in: Kevin P. Gallagher / Gao Haihong (eds.), Building back a better global financial safety net, Boston, MA: Boston University, 88-95
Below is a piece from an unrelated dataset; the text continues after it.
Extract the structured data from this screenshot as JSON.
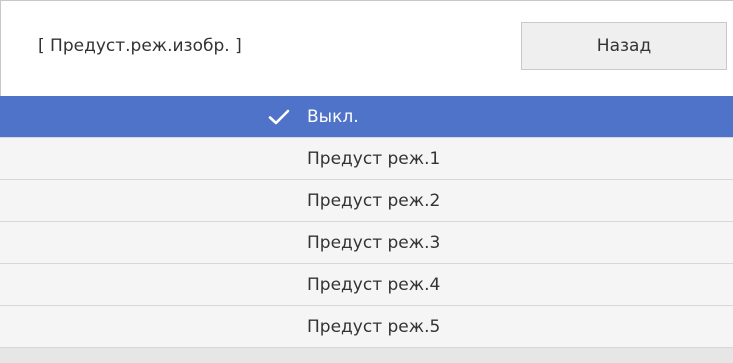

The COVID-19 crisis has been a significant setback for global development. In October 2020, the World Bank estimated that the pandemic “could push up to 40 million people into extreme poverty” in Africa alone in 2020, “erasing at least five years of progress in fighting poverty” (Zeufack et al., 2020: 1). Public debt — which was already unsustainable in many developing countries before COVID-19 — is increasing rapidly and constraining government responses to the health, social, and economic crises caused by the pandemic. The ability of many developing nations to mobilize resources has been hampered due to severe economic contractions,. Many are using 30 percent to 70 percent of what little government revenue to service debt payments (Bárcena, 2020). Indicative of a looming debt crisis, there have been more credit rating downgrades for emerging markets and developing countries in 2020 than in all previous crises over the past 40 years. According to the International Monetary Fund (IMF), almost half of low-income developing countries were at high risk of debt distress or in debt distress at the end of September 2020 (IMF, 2020a). This analysis does not comprise middle-income countries, many of which are also under severe strain. Many emerging markets and developing economies are facing serious obstacles in obtaining the fiscal space to combat the virus, protect the vulnerable, and mount a green and inclusive recovery. While developed countries have been able to respond forcefully to the crisis — through fiscal policy, loans and loan guarantees to businesses, and quantitative easing policies — the responses of emerging markets and developing countries have been on average much smaller. For many of them, calls for “building back better” ring hollow unless they receive international support to do so. Without a resolute global debt relief effort, the goals set out by the international community in the 2030 Agenda for Sustainable Development and the Paris Agreement on climate change will not only be missed, but the progress made to date will be lost.